Anyone who has lived in this community prior to and after the removal of the Sumner Tunnel toll plaza and reconfiguration of the roads leading into the tunnel by MassDOT knows traffic has only gotten worse.
In his State of the City address back in January, Mayor Martin Walsh announced the creation of an East Boston Transportation Action Committee.
The Transportation Action Committee in Eastie will address the unique circumstances in the neighborhood. The committee includes local residents, advocates and stakeholders.
At Monday night’s Jeffries Point Neighborhood Association (JPNA) meeting Boston Planning and Development (BPDA) Nick Schmidt said the PLAN: East Boston initiative is now looking at ways to prioritize and implement transportation and traffic mitigation efforts in the neighborhood.
“One new thing to report is how we are thinking about is what is going to populate East Boston’s transportation plan,” said Schmidt Monday night. “Working with the Transportation Action Committee we are thinking about recommendations at three different tiers.”
Schmidt said the first tier is looking at local streets and residential areas and enhancing or improving existing programs that align with Boston Transportation and Public Works plans. This, according to Schmidt may include repaving streets, extending sidewalks and curb ramps, painting better lines at crosswalks and two way streets and other nuts and bolts stuff that makes transportation for cars and pedestrians a little easier in the neighborhood.
“Our focus now is to prioritize and then advance these projects for East Boston,” said Schmidt.
The second tier would be focusing on Eastie’s major squares like Maverick, Day and Orient Heights Squares and how traffic can be improved while at the same time enhancing traffic flow on major arteries like Bennington and Meridian Street.
“The third tier would focus on regional connectivity with an eye on bigger projects with a bigger picture on how to improve traffic,” said Schmidt. “We would then start to establish a framework with support and help from our state colleagues.”
In November 2019, Walsh announced a significant milestone reached on the implementation of the City’s Go Boston 2030 transportation plan, with more than half of the 58 projects and policies identified in the plan currently underway. The comprehensive plan was unveiled in 2017, and is designed to provide, by the year 2030, a safe, reliable and equitable transportation system that also supports Boston’s climate goals. In just two years, the Boston Transportation Department and its partners have made significant progress on their planning goals, designed to increase safety, accessibility, equity and affordability in transportation for all residents. Twenty-one projects are already in implementation and another 17 are in design.
“Transportation is crucial to ensuring our residents can get to their homes, their jobs and their schools, and my Administration will continue working hard to create the best transportation options for residents in Boston,” said Walsh. “look forward to working with the East Boston community to make transportation better for all.”
Important projects under consideration in Eastie include improving bus reliability on Meridian Street, designing Bennington Street to be safer and more bike friendly, and reimagining Day Square with additional public space.
In October the BPDA’s PLAN: East Boston team released an interim report for the planning study, available on the BPDA website in English and Spanish (https://bpda.app.box.com/s/hgmqupurzxgjnuokzilvs7kk1894hwe1

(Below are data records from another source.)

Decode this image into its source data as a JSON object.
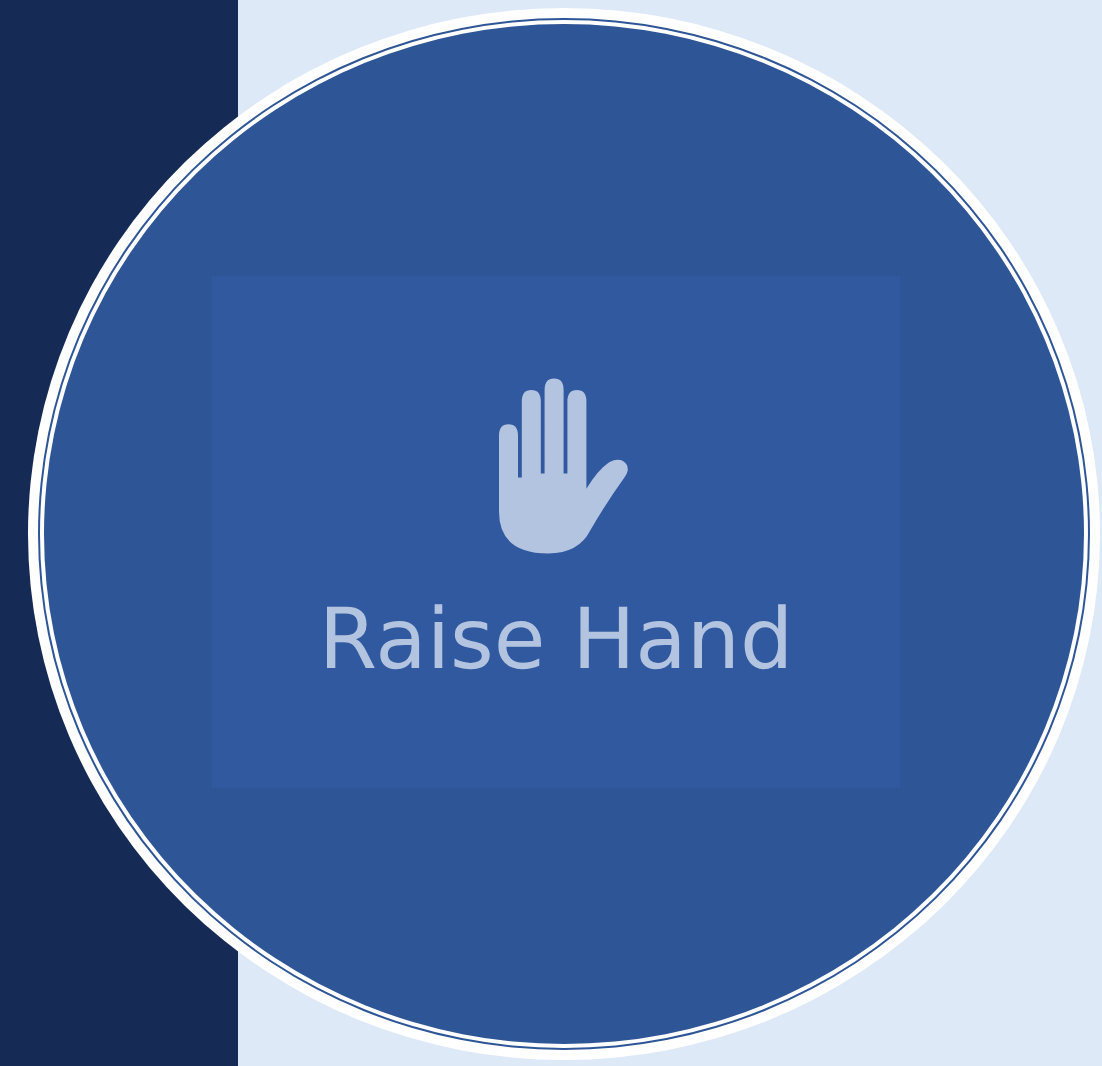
{
  "button": {
    "label": "Raise Hand"
  }
}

The interim report follows two years of community meetings, workshops, neighborhood tours and other events that have engaged the Eastie community in the planning process to update the neighborhood’s outdated Master Plan and zoning.
The BPDA’s Director of Planning Lauren Shurtleff said the report measures the neighborhood as it exists today as a critical first step to adopting a new Master Plan for Eastie. Shurtleff said the document presents data and trends across six planning topics to establish various “baseline” conditions in the neighborhood. This, said Shurtleff, establishes important reference points for developing future PLAN: East Boston actions, including people, housing, climate and environment, transportation, jobs, and urban form.
“These measurements establish important reference points for developing future plan actions, and eventually, measuring progress towards our goals,” said Shurtleff. “The goals set out in this document are a reflection of our shared values and present an ambitious vision of the future of East Boston. Having established where we are today and where we would like to be in the future, our remaining task is to plan for how we get there from here. Future community engagement will focus on refining strategies and identifying specific actions needed to move towards our goals. All stages of the planning process rely on the robust participation of the East Boston community to be both meaningful and sustainable and we look forward to continuing the dialogue.”